How to complete this task ▸
Please retype every record exactly as it appears, omitting the pictures.

++++++++++

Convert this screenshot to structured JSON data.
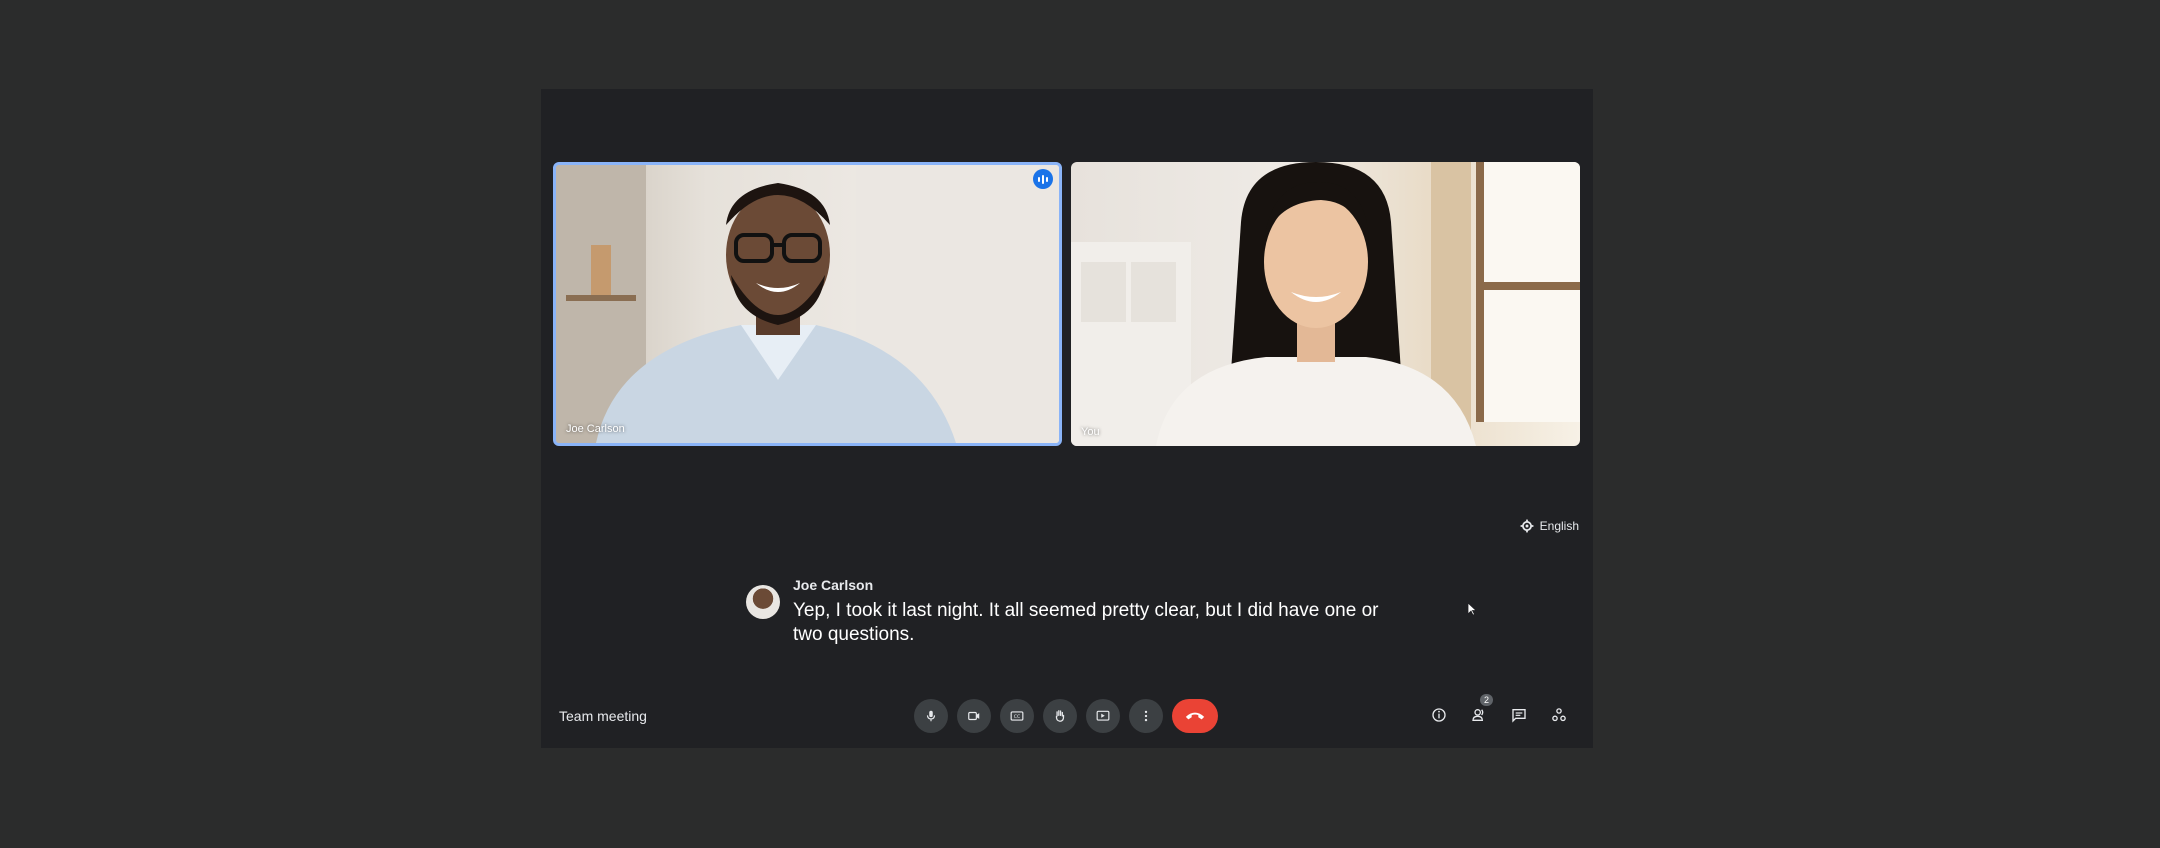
{
  "participants": [
    {
      "name": "Joe Carlson",
      "speaking": true
    },
    {
      "name": "You",
      "speaking": false
    }
  ],
  "captions": {
    "language": "English",
    "speaker": "Joe Carlson",
    "text": "Yep, I took it last night. It all seemed pretty clear, but I did have one or two questions."
  },
  "meeting": {
    "title": "Team meeting"
  },
  "controls": [
    "mic-icon",
    "camera-icon",
    "captions-icon",
    "raise-hand-icon",
    "present-icon",
    "more-options-icon",
    "end-call-icon"
  ],
  "side_controls": {
    "people_count": "2"
  },
  "colors": {
    "active_border": "#8ab4f8",
    "end_call": "#ea4335",
    "speaking_indicator": "#1a73e8"
  }
}
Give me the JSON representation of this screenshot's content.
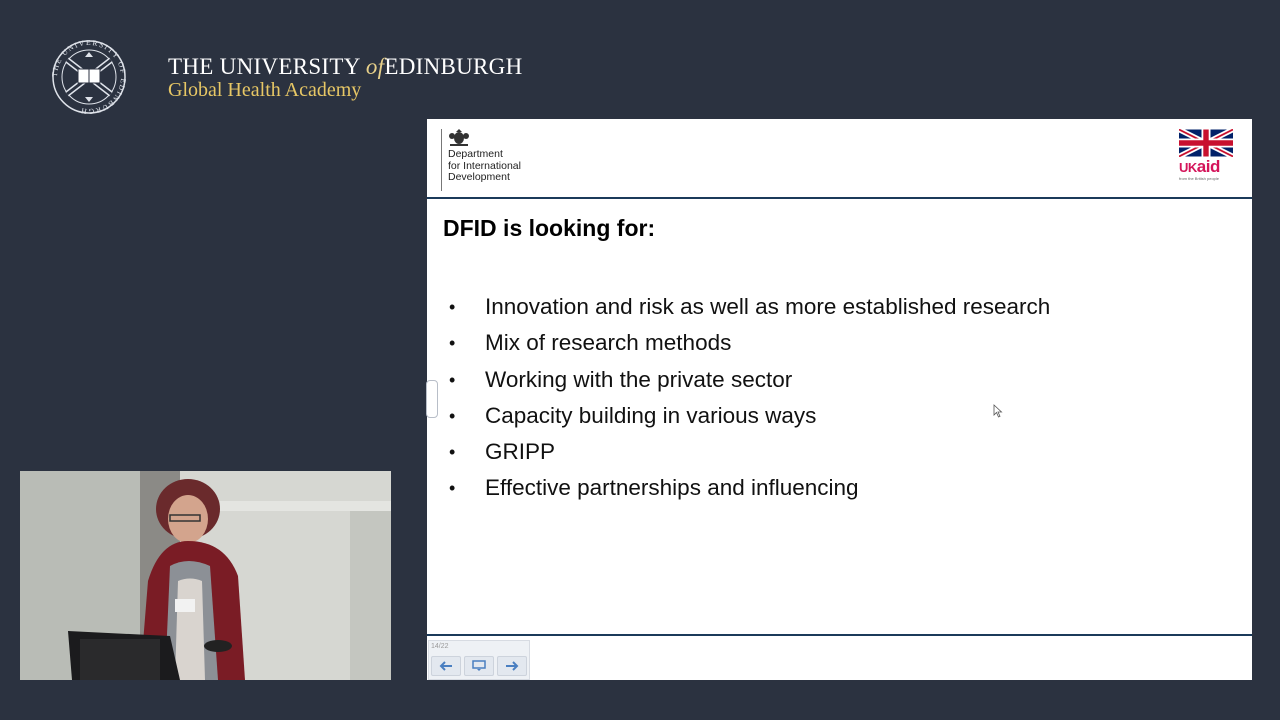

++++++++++

Response below ▸
Convert this screenshot to structured JSON data.
{
  "participants": [
    {
      "name": "Joe Carlson",
      "speaking": true
    },
    {
      "name": "You",
      "speaking": false
    }
  ],
  "captions": {
    "language": "English",
    "speaker": "Joe Carlson",
    "text": "Yep, I took it last night. It all seemed pretty clear, but I did have one or two questions."
  },
  "meeting": {
    "title": "Team meeting"
  },
  "controls": [
    "mic-icon",
    "camera-icon",
    "captions-icon",
    "raise-hand-icon",
    "present-icon",
    "more-options-icon",
    "end-call-icon"
  ],
  "side_controls": {
    "people_count": "2"
  },
  "colors": {
    "active_border": "#8ab4f8",
    "end_call": "#ea4335",
    "speaking_indicator": "#1a73e8"
  }
}
Give me the JSON representation of this screenshot's content.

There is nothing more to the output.